After watching a couple of average to mediocre movies over the past few days I was looking for a really good movie and I found one, Oasis. Actually, Oasis is one of the best movies that I have seen in awhile, and is definitely best Korean movie that I have ever seen. Oasis is fabulous in almost every aspect: story, acting, production, and filming. As a result it won 13 awards and has one of highest IMDb ratings I have seen. Oasis stars Kyung-gu SolSo-ri Moon, and Nae-sang Ahn, and was written and directed by Chang-dong Lee. 

As the film opens, Jong-du (Sol Kyung-gu) has just been released from prison and is freezing in his short sleeve shirt in the middle of winter. Jong-du is a sociopath who flaunts society's rules, unaware of or unconcerned with the consequences of his actions. Unable to hold a job and always on the edge, he has been in jail three times: for attempted rape, causing an accident while drunk (he took the rap for his elder brother), and armed robbery. On the spur of the moment, he decides to visit the family of the man killed by his brother and apologize. When he arrives, he finds a husband and wife moving out of their apartment, leaving the husband's seriously disabled sister, Han Gong-ju (Moon So-ri) for the neighbors to look after.

Jong-du is attracted to the disabled woman with cerebal palsy who seems barely in control of her own body. He returns for another visit but it sadly ends up in a disturbing sequence that is very difficult to watch. Surprisingly, Gong-ju invites him back once more and the two slowly begin a friendship based on their mutual feelings of isolation. He provides her with the closeness she desperately needs and she finds someone to care for, maybe for the first time in her life. As their relationship becomes known, both families are scandalized and, aided by the prejudices of society, transform the innocence of their love into something sick and twisted. 

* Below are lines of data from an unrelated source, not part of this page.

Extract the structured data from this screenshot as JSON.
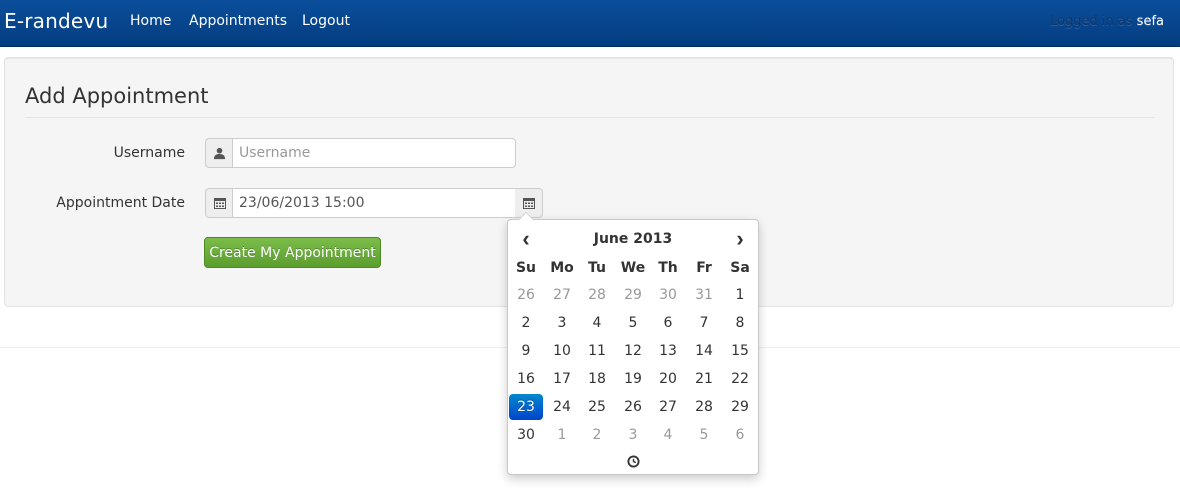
{
  "navbar": {
    "brand": "E-randevu",
    "links": [
      "Home",
      "Appointments",
      "Logout"
    ],
    "logged_in_prefix": "Logged in as",
    "username": "sefa"
  },
  "form": {
    "legend": "Add Appointment",
    "username_label": "Username",
    "username_placeholder": "Username",
    "username_icon": "user-icon",
    "date_label": "Appointment Date",
    "date_value": "23/06/2013 15:00",
    "date_icon": "calendar-icon",
    "submit_label": "Create My Appointment"
  },
  "datepicker": {
    "prev": "‹",
    "next": "›",
    "month_label": "June 2013",
    "weekdays": [
      "Su",
      "Mo",
      "Tu",
      "We",
      "Th",
      "Fr",
      "Sa"
    ],
    "weeks": [
      [
        "26",
        "27",
        "28",
        "29",
        "30",
        "31",
        "1"
      ],
      [
        "2",
        "3",
        "4",
        "5",
        "6",
        "7",
        "8"
      ],
      [
        "9",
        "10",
        "11",
        "12",
        "13",
        "14",
        "15"
      ],
      [
        "16",
        "17",
        "18",
        "19",
        "20",
        "21",
        "22"
      ],
      [
        "23",
        "24",
        "25",
        "26",
        "27",
        "28",
        "29"
      ],
      [
        "30",
        "1",
        "2",
        "3",
        "4",
        "5",
        "6"
      ]
    ],
    "muted": [
      [
        true,
        true,
        true,
        true,
        true,
        true,
        false
      ],
      [
        false,
        false,
        false,
        false,
        false,
        false,
        false
      ],
      [
        false,
        false,
        false,
        false,
        false,
        false,
        false
      ],
      [
        false,
        false,
        false,
        false,
        false,
        false,
        false
      ],
      [
        false,
        false,
        false,
        false,
        false,
        false,
        false
      ],
      [
        false,
        true,
        true,
        true,
        true,
        true,
        true
      ]
    ],
    "selected_day": "23",
    "time_icon": "clock-icon"
  },
  "colors": {
    "navbar": "#0a4e9b",
    "accent_green": "#62a834",
    "selected_blue": "#0066cc"
  }
}
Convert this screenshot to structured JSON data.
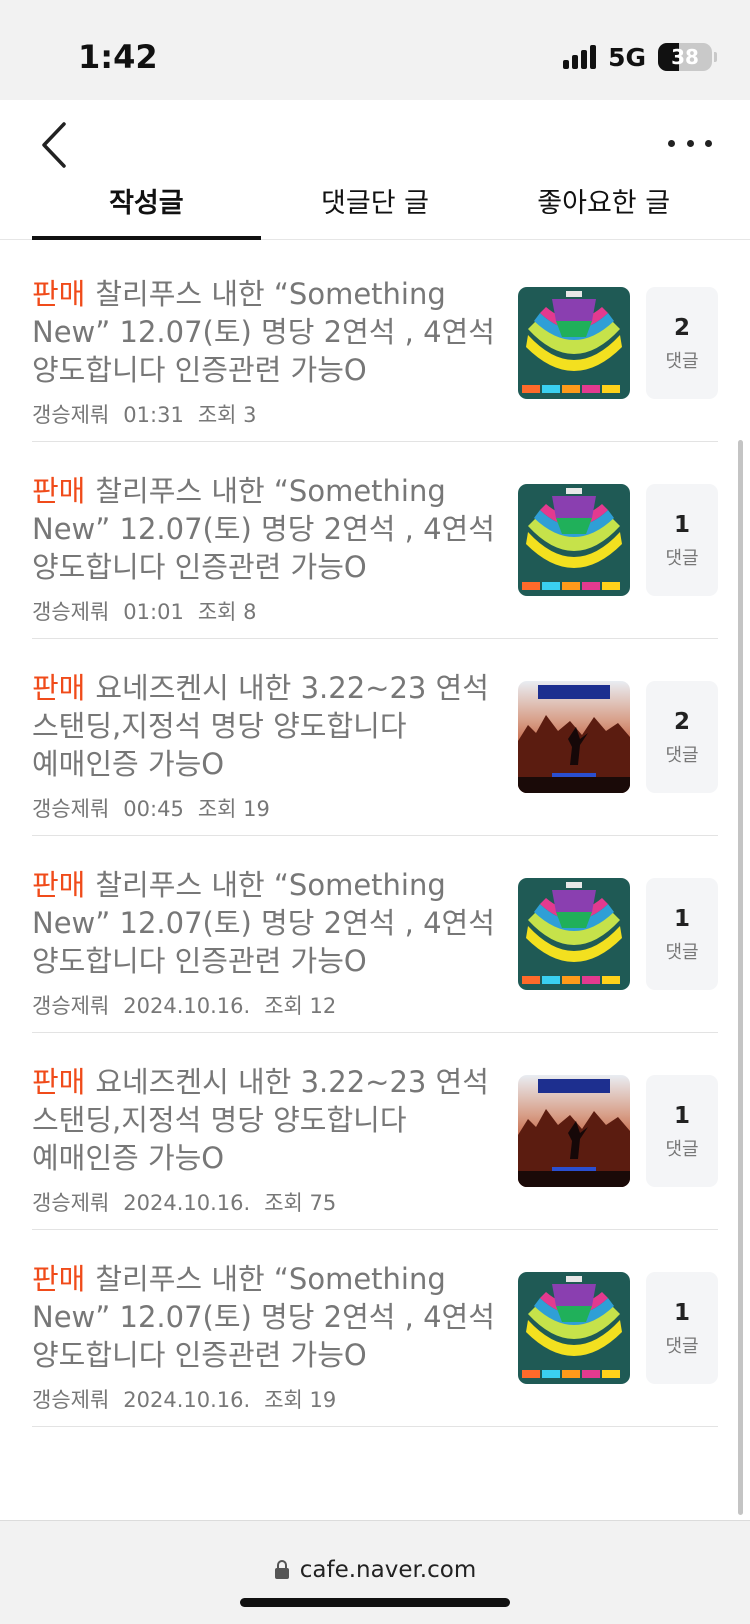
{
  "status_bar": {
    "time": "1:42",
    "network": "5G",
    "battery": "38",
    "battery_level": 0.38
  },
  "nav": {
    "back_icon": "chevron-left-icon",
    "more_icon": "more-dots-icon",
    "tabs": [
      {
        "label": "작성글",
        "active": true
      },
      {
        "label": "댓글단 글",
        "active": false
      },
      {
        "label": "좋아요한 글",
        "active": false
      }
    ]
  },
  "posts": [
    {
      "badge": "판매",
      "title": "찰리푸스 내한 “Something New” 12.07(토) 명당 2연석 , 4연석 양도합니다 인증관련 가능O",
      "author": "갱승제뤄",
      "time": "01:31",
      "views": "조회 3",
      "comments": "2",
      "comment_label": "댓글",
      "thumb": "seat-map"
    },
    {
      "badge": "판매",
      "title": "찰리푸스 내한 “Something New” 12.07(토) 명당 2연석 , 4연석 양도합니다 인증관련 가능O",
      "author": "갱승제뤄",
      "time": "01:01",
      "views": "조회 8",
      "comments": "1",
      "comment_label": "댓글",
      "thumb": "seat-map"
    },
    {
      "badge": "판매",
      "title": "요네즈켄시 내한 3.22~23 연석 스탠딩,지정석 명당 양도합니다 예매인증 가능O",
      "author": "갱승제뤄",
      "time": "00:45",
      "views": "조회 19",
      "comments": "2",
      "comment_label": "댓글",
      "thumb": "concert-poster"
    },
    {
      "badge": "판매",
      "title": "찰리푸스 내한 “Something New” 12.07(토) 명당 2연석 , 4연석 양도합니다 인증관련 가능O",
      "author": "갱승제뤄",
      "time": "2024.10.16.",
      "views": "조회 12",
      "comments": "1",
      "comment_label": "댓글",
      "thumb": "seat-map"
    },
    {
      "badge": "판매",
      "title": "요네즈켄시 내한 3.22~23 연석 스탠딩,지정석 명당 양도합니다 예매인증 가능O",
      "author": "갱승제뤄",
      "time": "2024.10.16.",
      "views": "조회 75",
      "comments": "1",
      "comment_label": "댓글",
      "thumb": "concert-poster"
    },
    {
      "badge": "판매",
      "title": "찰리푸스 내한 “Something New” 12.07(토) 명당 2연석 , 4연석 양도합니다 인증관련 가능O",
      "author": "갱승제뤄",
      "time": "2024.10.16.",
      "views": "조회 19",
      "comments": "1",
      "comment_label": "댓글",
      "thumb": "seat-map"
    }
  ],
  "url_bar": {
    "url": "cafe.naver.com",
    "lock_icon": "lock-icon"
  },
  "colors": {
    "badge": "#f04b1a",
    "muted": "#777777",
    "accent": "#111111"
  }
}
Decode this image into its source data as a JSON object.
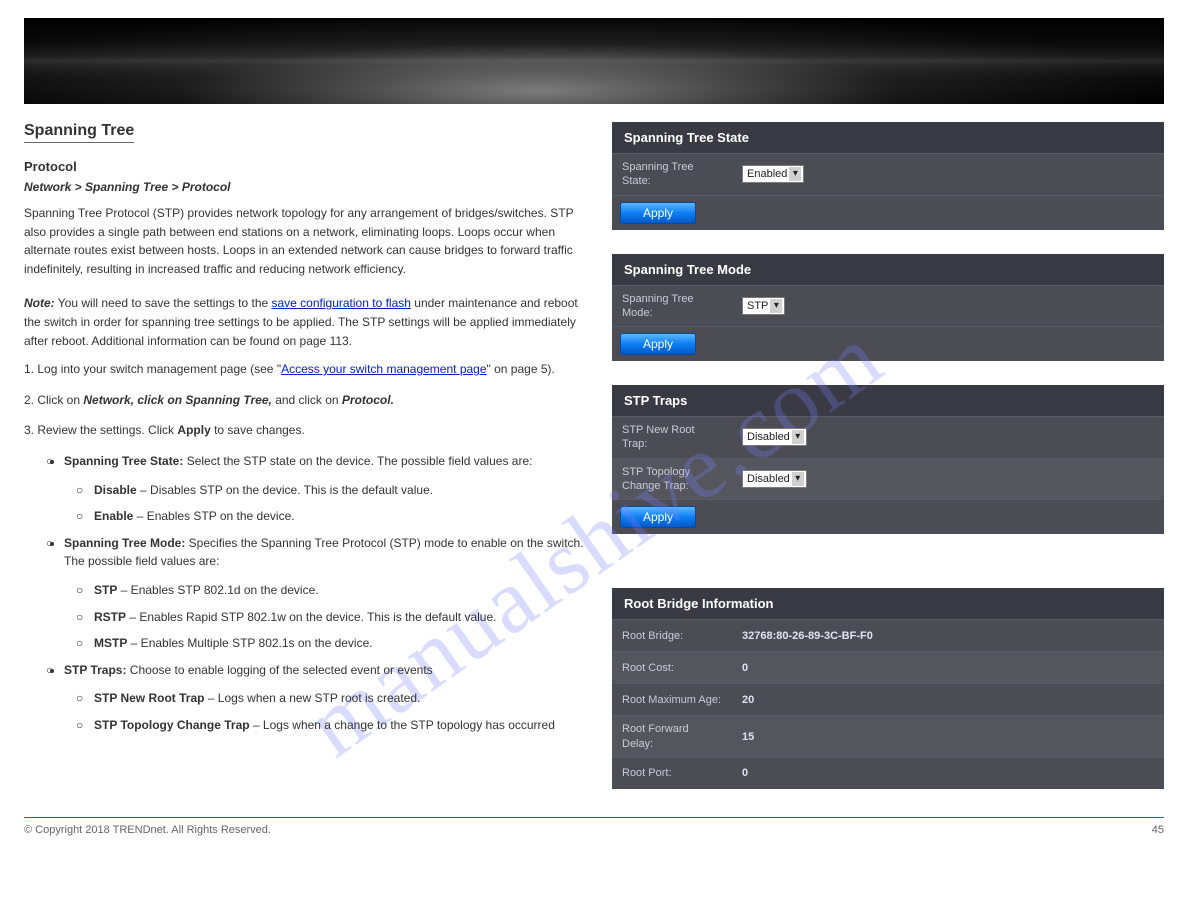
{
  "header": {
    "section_title": "Spanning Tree",
    "protocol_heading": "Protocol",
    "path": "Network > Spanning Tree > Protocol",
    "intro_para": "Spanning Tree Protocol (STP) provides network topology for any arrangement of bridges/switches. STP also provides a single path between end stations on a network, eliminating loops. Loops occur when alternate routes exist between hosts. Loops in an extended network can cause bridges to forward traffic indefinitely, resulting in increased traffic and reducing network efficiency.",
    "note_label": "Note:",
    "note_text_1": "You will need to save the settings to the ",
    "note_text_2": " under maintenance and reboot the switch in order for spanning tree settings to be applied. The STP settings will be applied immediately after reboot. Additional information can be found on page ",
    "note_link_text": "save configuration to flash",
    "note_end": "113.",
    "step1_pre": "1.  Log into your switch management page (see \"",
    "step1_link": "Access your switch management page",
    "step1_post": "\" on page 5).",
    "step2_text": "2.  Click on ",
    "step2_path": "Network, click on Spanning Tree,",
    "step2_text2": " and click on ",
    "step2_path2": "Protocol.",
    "step3_text": "3.  Review the settings. Click ",
    "step3_bold": "Apply",
    "step3_text2": " to save changes."
  },
  "bullets": {
    "b1_label": "Spanning Tree State:",
    "b1_text": " Select the STP state on the device. The possible field values are:",
    "b1a_label": "Disable",
    "b1a_text": " – Disables STP on the device. This is the default value.",
    "b1b_label": "Enable",
    "b1b_text": " – Enables STP on the device.",
    "b2_label": "Spanning Tree Mode:",
    "b2_text": " Specifies the Spanning Tree Protocol (STP) mode to enable on the switch. The possible field values are:",
    "b2a_label": "STP",
    "b2a_text": " – Enables STP 802.1d on the device.",
    "b2b_label": "RSTP",
    "b2b_text": " – Enables Rapid STP 802.1w on the device. This is the default value.",
    "b2c_label": "MSTP",
    "b2c_text": " – Enables Multiple STP 802.1s on the device.",
    "b3_label": "STP Traps:",
    "b3_text": " Choose to enable logging of the selected event or events",
    "b3a_label": "STP New Root Trap",
    "b3a_text": " – Logs when a new STP root is created.",
    "b3b_label": "STP Topology Change Trap",
    "b3b_text": " – Logs when a change to the STP topology has occurred"
  },
  "panel": {
    "state_title": "Spanning Tree State",
    "state_label": "Spanning Tree State:",
    "state_value": "Enabled",
    "mode_title": "Spanning Tree Mode",
    "mode_label": "Spanning Tree Mode:",
    "mode_value": "STP",
    "traps_title": "STP Traps",
    "trap_root_label": "STP New Root Trap:",
    "trap_root_value": "Disabled",
    "trap_topo_label": "STP Topology Change Trap:",
    "trap_topo_value": "Disabled",
    "apply_label": "Apply"
  },
  "rootbridge": {
    "title": "Root Bridge Information",
    "rows": [
      {
        "label": "Root Bridge:",
        "value": "32768:80-26-89-3C-BF-F0"
      },
      {
        "label": "Root Cost:",
        "value": "0"
      },
      {
        "label": "Root Maximum Age:",
        "value": "20"
      },
      {
        "label": "Root Forward Delay:",
        "value": "15"
      },
      {
        "label": "Root Port:",
        "value": "0"
      }
    ]
  },
  "footer": {
    "left": "© Copyright 2018 TRENDnet. All Rights Reserved.",
    "right": "45"
  },
  "watermark": "manualshive.com"
}
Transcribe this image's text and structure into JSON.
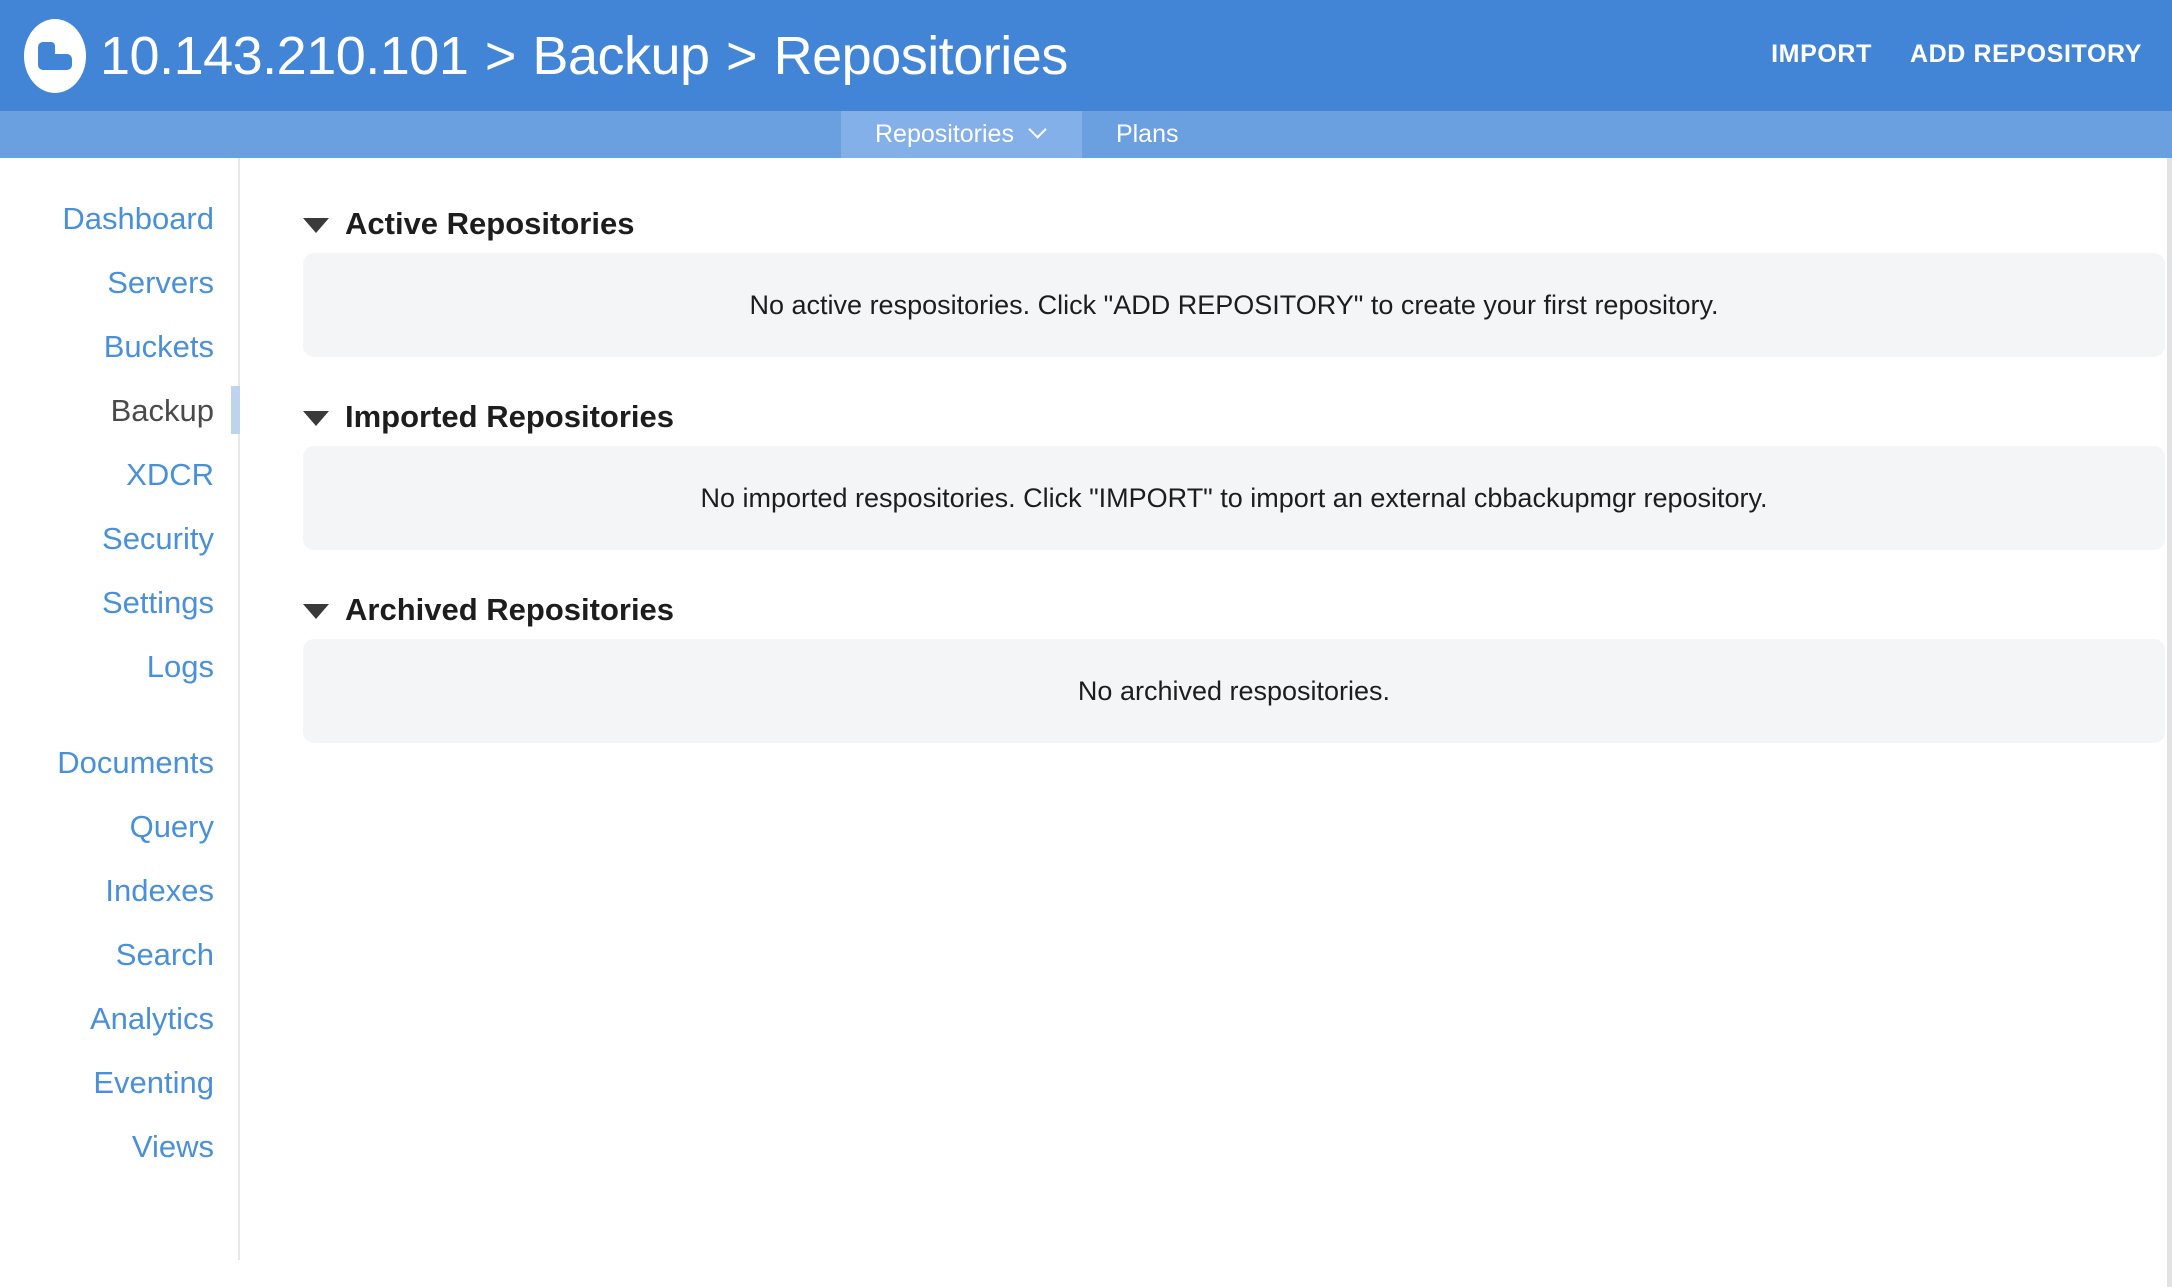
{
  "header": {
    "logo_icon": "couchbase-logo-icon",
    "breadcrumb": {
      "host": "10.143.210.101",
      "separator_1": " > ",
      "section": "Backup",
      "separator_2": " > ",
      "page": "Repositories"
    },
    "actions": [
      {
        "label": "IMPORT",
        "name": "import-button"
      },
      {
        "label": "ADD REPOSITORY",
        "name": "add-repository-button"
      }
    ],
    "colors": {
      "background": "#4285D6",
      "text": "#FFFFFF"
    }
  },
  "tabbar": {
    "background": "#6BA0E0",
    "active_background": "#83B0E8",
    "tabs": [
      {
        "label": "Repositories",
        "active": true,
        "has_chevron": true,
        "chevron_icon": "chevron-down-icon"
      },
      {
        "label": "Plans",
        "active": false,
        "has_chevron": false
      }
    ]
  },
  "sidebar": {
    "active_item": "Backup",
    "link_color": "#4A90D9",
    "active_color": "#4A4A4A",
    "active_indicator_color": "#BDD3EE",
    "group_1": [
      {
        "label": "Dashboard",
        "name": "sidebar-item-dashboard"
      },
      {
        "label": "Servers",
        "name": "sidebar-item-servers"
      },
      {
        "label": "Buckets",
        "name": "sidebar-item-buckets"
      },
      {
        "label": "Backup",
        "name": "sidebar-item-backup"
      },
      {
        "label": "XDCR",
        "name": "sidebar-item-xdcr"
      },
      {
        "label": "Security",
        "name": "sidebar-item-security"
      },
      {
        "label": "Settings",
        "name": "sidebar-item-settings"
      },
      {
        "label": "Logs",
        "name": "sidebar-item-logs"
      }
    ],
    "group_2": [
      {
        "label": "Documents",
        "name": "sidebar-item-documents"
      },
      {
        "label": "Query",
        "name": "sidebar-item-query"
      },
      {
        "label": "Indexes",
        "name": "sidebar-item-indexes"
      },
      {
        "label": "Search",
        "name": "sidebar-item-search"
      },
      {
        "label": "Analytics",
        "name": "sidebar-item-analytics"
      },
      {
        "label": "Eventing",
        "name": "sidebar-item-eventing"
      },
      {
        "label": "Views",
        "name": "sidebar-item-views"
      }
    ]
  },
  "main": {
    "panel_background": "#F4F5F7",
    "sections": [
      {
        "title": "Active Repositories",
        "expanded": true,
        "caret_icon": "caret-down-icon",
        "empty_message": "No active respositories. Click \"ADD REPOSITORY\" to create your first repository."
      },
      {
        "title": "Imported Repositories",
        "expanded": true,
        "caret_icon": "caret-down-icon",
        "empty_message": "No imported respositories. Click \"IMPORT\" to import an external cbbackupmgr repository."
      },
      {
        "title": "Archived Repositories",
        "expanded": true,
        "caret_icon": "caret-down-icon",
        "empty_message": "No archived respositories."
      }
    ]
  }
}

Oasis is a literary film. It is great to watch movies with imaginary scenes dreamed by Gong-ju. These scenes are sentimental, but they are incredibly beautiful and delicate (pigeons and butterflies flying in her room, for example). And the scene where Gong-ju sings a song to another protagonist Jong-du must be one of the most beautiful scenes of "expressing love" ever depicted by a film. Thus, I highly recommend that anyone see Oasis.


About Fifty

Last night I started a serious movie, but I was not in the mood. I wanted to watch something light and mildly comedic. I selected About Fifty to watch. About Fifty is a light comedy, but not a very good movie. It stars Drew Pillsbury, and Martin Grey, two actors that were new to me. 

In an effort to distract his miserable, just-separated buddy Adam (Grey), ladies’ man Jon (Pillsbury) arranges a trip to the Palm Springs for some golf therapy. Socially awkward Adam reluctantly accompanies his cool, confident buddy on the drive to Palm Springs.

Along the way, the guys bond, bicker, and encounter several women including Peggy (Kathleen Noone), a frighteningly horny sexagenarian; Alix (Michaela McManus), a gorgeous coquette who’s much too young for Jon; and Kate (Wendie Malick), who’s smart and funny — and happens to be Alix’s mom.

When Alix, hoping to set up Kate and Adam, arranges a dinner party, a memorable, awkwardly funny evening ensues. Cautious and skeptical, Kate and Adam don’t immediately click, but beneath their brittle exchange it’s clear they yearn to connect.

While this movie is somewhat like the really excellent, Sideways, it is not. I do not recommend this movie.